The Metropolitan is a rarity in that younger curators are given a chance to work on a truly ambitious scale. Thomas Campbell was still a relatively new kid on the block when in 2002 he organized and mounted “Tapestry in the Renaissance,” the immense and audacious exhibition that irreversibly established the centrality of tapestry in 16th-century art. I asked de Montebello about “Tapestry in the Renaissance” and about Campbell. He recalled that his first thought on hearing Campbell pitch the show was that it was going to cost $2 million. “When has it ever been done?” de Montebello remembers asking. “Never,” Campbell replied. Which meant, so far as de Montebello was concerned—even though most people thought 16th-century tapestry was a bore—that it had to be done. And then 9/11 occurred, six months before the opening day—just when all the fund-raising needed to be put in place. As Campbell recalls, “What was already a challenging project became an almost impossible one.” Again, de Montebello stood firm. “We’ll find the money for it. We have to do it.” So the museum rallied. When it turned out that some of the tapestries were so big that they would have to come in through the museum’s front doors, Harold Holzer, then the head of the press office (he’s now the senior vice president for external affairs), got The Times to send a photographer—and New Yorkers were put on notice that a spectacle was about to be unfurled.

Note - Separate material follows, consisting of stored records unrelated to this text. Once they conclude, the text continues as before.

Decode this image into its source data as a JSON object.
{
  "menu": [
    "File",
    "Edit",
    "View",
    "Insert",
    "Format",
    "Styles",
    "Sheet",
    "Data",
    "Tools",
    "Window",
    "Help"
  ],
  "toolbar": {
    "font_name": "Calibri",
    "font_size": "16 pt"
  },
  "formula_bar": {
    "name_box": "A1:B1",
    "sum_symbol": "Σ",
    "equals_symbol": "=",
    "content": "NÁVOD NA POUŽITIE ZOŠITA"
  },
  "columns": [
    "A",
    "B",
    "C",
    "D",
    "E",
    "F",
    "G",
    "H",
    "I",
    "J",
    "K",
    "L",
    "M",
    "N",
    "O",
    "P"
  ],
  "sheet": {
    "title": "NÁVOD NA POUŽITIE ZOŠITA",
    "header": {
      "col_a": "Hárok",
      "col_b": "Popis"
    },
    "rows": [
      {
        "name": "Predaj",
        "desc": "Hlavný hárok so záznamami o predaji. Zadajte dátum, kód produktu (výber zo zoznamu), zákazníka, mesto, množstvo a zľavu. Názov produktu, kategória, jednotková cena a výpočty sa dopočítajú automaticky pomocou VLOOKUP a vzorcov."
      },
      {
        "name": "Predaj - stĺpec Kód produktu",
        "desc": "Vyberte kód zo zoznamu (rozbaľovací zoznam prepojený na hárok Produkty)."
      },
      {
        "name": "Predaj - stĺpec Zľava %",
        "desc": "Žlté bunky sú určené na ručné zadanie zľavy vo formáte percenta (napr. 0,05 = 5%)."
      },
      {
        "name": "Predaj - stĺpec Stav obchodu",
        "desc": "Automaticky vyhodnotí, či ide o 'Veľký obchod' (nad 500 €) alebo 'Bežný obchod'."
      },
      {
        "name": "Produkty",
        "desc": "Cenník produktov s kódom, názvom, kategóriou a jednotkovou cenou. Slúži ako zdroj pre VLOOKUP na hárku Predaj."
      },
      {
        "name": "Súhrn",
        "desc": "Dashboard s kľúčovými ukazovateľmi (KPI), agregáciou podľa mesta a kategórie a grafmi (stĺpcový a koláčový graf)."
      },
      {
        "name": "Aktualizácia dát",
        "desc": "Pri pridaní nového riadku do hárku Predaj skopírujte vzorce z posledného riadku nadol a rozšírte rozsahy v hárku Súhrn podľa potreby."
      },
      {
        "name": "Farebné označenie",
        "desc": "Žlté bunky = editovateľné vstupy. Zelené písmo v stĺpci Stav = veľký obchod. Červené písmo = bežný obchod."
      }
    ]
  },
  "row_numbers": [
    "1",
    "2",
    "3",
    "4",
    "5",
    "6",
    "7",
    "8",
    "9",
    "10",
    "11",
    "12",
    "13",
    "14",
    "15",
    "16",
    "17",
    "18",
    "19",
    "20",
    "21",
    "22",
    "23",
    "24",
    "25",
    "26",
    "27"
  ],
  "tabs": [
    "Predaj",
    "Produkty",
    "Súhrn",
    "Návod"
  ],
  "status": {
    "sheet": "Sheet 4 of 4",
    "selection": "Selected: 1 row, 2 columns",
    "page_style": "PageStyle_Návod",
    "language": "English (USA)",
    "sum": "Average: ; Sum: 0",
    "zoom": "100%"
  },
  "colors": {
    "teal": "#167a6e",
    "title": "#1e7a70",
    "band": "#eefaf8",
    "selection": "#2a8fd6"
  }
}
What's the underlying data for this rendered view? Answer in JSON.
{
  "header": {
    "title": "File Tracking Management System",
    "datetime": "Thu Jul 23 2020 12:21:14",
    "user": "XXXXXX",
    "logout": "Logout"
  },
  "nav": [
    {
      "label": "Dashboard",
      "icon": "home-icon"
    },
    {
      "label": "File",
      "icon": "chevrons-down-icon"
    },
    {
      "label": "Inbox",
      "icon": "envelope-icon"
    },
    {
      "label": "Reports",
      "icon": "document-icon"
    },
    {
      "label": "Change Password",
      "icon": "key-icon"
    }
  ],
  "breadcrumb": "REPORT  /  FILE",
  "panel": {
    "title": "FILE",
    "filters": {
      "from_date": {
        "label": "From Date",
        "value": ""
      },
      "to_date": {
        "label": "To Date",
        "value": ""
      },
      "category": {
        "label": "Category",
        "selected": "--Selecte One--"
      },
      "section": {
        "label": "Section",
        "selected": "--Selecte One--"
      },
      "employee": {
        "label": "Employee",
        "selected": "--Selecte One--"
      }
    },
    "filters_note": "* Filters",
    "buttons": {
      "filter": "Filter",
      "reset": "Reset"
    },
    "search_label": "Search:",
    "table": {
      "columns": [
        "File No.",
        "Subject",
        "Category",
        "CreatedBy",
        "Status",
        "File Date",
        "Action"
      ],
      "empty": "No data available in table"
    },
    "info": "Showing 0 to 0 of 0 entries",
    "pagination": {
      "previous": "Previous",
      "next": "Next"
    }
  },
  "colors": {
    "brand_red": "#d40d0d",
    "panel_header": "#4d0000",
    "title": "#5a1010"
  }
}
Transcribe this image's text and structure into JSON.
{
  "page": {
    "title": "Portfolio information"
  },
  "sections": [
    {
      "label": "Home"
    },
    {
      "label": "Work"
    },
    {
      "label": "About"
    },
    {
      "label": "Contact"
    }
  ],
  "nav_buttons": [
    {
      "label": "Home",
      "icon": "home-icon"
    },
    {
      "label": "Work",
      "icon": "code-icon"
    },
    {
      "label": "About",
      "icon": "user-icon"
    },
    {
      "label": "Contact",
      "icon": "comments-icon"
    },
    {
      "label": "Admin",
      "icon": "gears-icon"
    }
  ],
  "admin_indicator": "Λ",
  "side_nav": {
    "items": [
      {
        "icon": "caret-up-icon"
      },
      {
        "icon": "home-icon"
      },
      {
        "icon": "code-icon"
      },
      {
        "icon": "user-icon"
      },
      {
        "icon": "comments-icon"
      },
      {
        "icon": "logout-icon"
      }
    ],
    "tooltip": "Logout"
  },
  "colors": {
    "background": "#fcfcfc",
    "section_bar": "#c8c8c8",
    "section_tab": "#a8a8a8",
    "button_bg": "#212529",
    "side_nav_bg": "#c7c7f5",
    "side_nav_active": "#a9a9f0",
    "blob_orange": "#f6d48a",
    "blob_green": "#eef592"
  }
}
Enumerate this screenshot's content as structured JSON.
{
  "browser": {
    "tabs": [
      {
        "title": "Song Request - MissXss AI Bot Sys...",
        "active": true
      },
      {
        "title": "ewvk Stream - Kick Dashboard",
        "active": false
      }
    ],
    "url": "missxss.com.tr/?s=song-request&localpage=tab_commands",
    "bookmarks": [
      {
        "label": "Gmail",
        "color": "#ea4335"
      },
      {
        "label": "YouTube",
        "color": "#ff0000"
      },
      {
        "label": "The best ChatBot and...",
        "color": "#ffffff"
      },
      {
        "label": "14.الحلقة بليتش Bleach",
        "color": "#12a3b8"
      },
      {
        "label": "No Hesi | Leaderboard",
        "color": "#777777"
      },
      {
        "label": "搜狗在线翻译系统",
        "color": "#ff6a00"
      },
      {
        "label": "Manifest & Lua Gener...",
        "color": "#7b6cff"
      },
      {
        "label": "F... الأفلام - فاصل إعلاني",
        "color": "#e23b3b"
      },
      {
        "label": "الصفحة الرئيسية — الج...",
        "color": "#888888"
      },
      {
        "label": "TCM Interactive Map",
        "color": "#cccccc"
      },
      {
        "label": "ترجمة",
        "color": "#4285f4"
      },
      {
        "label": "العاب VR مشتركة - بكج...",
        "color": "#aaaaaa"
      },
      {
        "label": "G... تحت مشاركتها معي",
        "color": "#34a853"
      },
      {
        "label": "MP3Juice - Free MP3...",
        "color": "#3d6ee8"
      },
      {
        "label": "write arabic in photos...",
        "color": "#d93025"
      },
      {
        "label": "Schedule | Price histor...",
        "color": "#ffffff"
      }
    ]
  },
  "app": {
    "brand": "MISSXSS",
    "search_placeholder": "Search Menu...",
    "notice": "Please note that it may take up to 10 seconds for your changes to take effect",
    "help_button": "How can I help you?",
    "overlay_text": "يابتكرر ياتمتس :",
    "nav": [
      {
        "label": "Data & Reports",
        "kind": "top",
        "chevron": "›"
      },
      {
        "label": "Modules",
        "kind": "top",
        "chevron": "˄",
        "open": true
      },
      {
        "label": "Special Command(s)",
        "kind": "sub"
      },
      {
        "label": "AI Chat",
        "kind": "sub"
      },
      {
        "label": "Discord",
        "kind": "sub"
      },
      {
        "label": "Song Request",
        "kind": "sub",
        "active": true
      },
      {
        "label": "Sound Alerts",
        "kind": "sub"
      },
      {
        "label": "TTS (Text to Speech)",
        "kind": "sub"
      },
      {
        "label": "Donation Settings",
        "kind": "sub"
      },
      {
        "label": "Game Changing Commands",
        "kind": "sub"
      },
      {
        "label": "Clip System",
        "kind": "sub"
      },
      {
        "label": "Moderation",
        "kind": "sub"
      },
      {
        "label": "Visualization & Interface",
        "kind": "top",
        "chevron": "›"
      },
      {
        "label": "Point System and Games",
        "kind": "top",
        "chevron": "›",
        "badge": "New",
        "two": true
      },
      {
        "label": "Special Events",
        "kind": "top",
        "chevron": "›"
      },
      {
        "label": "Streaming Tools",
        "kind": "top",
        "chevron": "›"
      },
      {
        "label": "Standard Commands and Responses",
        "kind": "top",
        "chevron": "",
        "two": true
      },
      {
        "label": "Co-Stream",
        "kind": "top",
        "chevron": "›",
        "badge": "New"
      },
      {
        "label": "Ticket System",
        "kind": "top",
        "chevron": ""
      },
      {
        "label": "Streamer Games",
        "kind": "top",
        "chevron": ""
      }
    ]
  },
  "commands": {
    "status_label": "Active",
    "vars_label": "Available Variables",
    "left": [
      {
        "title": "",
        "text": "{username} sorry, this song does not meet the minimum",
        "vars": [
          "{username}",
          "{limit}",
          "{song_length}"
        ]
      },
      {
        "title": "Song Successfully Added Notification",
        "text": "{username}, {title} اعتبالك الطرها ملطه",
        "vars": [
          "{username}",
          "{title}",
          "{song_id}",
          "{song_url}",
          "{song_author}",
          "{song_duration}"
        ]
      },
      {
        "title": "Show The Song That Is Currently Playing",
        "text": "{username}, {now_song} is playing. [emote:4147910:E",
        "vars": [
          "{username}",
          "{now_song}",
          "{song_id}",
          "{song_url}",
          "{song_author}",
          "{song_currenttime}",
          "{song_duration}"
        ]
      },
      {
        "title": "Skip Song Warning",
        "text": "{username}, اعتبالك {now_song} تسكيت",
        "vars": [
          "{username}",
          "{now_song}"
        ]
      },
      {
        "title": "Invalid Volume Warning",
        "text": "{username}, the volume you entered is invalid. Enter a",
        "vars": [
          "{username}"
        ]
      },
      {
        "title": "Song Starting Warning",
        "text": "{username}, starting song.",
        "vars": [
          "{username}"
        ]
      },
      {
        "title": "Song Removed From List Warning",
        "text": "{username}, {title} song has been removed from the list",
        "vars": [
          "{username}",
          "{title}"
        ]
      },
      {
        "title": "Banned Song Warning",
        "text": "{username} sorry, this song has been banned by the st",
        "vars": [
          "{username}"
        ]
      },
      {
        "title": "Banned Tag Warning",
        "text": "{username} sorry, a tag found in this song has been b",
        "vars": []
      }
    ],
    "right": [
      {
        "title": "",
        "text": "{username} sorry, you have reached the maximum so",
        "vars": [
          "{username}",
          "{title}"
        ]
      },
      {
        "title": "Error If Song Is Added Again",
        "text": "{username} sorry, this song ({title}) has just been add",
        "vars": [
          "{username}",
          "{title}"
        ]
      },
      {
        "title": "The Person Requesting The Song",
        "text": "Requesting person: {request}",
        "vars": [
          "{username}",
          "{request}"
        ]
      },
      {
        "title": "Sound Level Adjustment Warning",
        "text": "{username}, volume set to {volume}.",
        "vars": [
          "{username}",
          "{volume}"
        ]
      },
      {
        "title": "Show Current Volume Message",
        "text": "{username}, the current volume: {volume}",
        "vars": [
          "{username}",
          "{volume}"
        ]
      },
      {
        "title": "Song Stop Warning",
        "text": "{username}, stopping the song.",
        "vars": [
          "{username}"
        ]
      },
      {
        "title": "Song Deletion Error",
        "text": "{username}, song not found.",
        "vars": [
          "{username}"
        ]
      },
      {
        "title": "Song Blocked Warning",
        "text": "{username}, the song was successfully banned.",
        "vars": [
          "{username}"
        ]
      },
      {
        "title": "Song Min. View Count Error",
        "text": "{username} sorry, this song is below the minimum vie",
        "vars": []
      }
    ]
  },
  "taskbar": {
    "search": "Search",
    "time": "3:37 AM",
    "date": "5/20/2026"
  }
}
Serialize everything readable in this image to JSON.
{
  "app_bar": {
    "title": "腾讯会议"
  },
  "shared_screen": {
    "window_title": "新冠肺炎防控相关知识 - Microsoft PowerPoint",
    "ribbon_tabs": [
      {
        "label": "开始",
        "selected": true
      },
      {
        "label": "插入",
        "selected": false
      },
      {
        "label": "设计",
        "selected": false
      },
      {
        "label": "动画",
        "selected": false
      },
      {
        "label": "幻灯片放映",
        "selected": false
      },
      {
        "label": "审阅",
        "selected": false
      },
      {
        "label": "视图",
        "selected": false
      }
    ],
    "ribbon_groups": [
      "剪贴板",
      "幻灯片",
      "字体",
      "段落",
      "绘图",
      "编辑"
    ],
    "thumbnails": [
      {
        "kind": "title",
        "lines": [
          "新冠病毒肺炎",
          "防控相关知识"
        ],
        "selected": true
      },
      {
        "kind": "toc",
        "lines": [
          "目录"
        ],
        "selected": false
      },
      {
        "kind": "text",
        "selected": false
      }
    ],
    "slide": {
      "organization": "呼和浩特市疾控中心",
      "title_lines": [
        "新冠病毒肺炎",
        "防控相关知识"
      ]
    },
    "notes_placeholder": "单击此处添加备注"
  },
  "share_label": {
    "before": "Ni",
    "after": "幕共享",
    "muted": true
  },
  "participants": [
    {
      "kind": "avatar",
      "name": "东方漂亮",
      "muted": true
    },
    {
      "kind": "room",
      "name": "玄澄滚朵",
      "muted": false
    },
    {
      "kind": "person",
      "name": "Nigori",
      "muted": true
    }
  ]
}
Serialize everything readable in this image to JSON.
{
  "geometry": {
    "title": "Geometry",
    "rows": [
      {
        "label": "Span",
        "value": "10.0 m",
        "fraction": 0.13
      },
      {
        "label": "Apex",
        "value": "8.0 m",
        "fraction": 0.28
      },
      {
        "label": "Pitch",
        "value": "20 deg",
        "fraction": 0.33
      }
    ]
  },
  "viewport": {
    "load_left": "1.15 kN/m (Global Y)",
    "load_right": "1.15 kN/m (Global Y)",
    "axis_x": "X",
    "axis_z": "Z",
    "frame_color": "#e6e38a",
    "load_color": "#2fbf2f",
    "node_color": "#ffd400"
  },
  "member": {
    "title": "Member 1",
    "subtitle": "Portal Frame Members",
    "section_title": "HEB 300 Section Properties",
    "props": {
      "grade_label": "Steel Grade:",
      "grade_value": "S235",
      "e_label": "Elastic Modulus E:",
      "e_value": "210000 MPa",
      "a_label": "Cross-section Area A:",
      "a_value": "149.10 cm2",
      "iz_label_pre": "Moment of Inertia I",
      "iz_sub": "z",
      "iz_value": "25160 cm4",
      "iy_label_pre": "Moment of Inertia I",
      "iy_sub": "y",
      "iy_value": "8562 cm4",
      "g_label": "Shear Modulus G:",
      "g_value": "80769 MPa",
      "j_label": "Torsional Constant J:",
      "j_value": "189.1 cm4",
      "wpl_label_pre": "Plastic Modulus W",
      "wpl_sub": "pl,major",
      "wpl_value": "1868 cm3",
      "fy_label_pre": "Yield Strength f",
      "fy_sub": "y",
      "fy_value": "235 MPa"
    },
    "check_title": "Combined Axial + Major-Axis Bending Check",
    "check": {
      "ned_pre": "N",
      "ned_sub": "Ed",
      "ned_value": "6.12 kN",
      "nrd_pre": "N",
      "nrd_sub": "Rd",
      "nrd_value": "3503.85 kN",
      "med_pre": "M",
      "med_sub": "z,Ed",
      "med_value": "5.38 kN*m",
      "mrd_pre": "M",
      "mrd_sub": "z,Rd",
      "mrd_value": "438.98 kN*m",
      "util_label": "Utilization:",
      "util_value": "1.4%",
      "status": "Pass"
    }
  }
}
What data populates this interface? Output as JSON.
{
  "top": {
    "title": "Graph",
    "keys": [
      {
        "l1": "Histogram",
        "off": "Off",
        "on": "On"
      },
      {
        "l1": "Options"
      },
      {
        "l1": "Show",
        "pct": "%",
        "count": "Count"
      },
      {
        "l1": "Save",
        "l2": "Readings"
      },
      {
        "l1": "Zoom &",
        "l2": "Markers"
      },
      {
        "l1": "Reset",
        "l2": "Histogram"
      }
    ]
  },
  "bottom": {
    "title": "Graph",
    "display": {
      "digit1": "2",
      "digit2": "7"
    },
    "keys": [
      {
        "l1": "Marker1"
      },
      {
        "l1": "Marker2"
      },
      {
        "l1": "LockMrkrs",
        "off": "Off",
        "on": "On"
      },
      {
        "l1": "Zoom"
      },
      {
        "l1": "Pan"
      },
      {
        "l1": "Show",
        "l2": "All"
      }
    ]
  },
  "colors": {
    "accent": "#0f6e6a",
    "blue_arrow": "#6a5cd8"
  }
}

The exhibition turned out to be a scholarly sensation and a hit with the public: “The Greatest Show in Town,” as The New York Review of Books announced on its cover.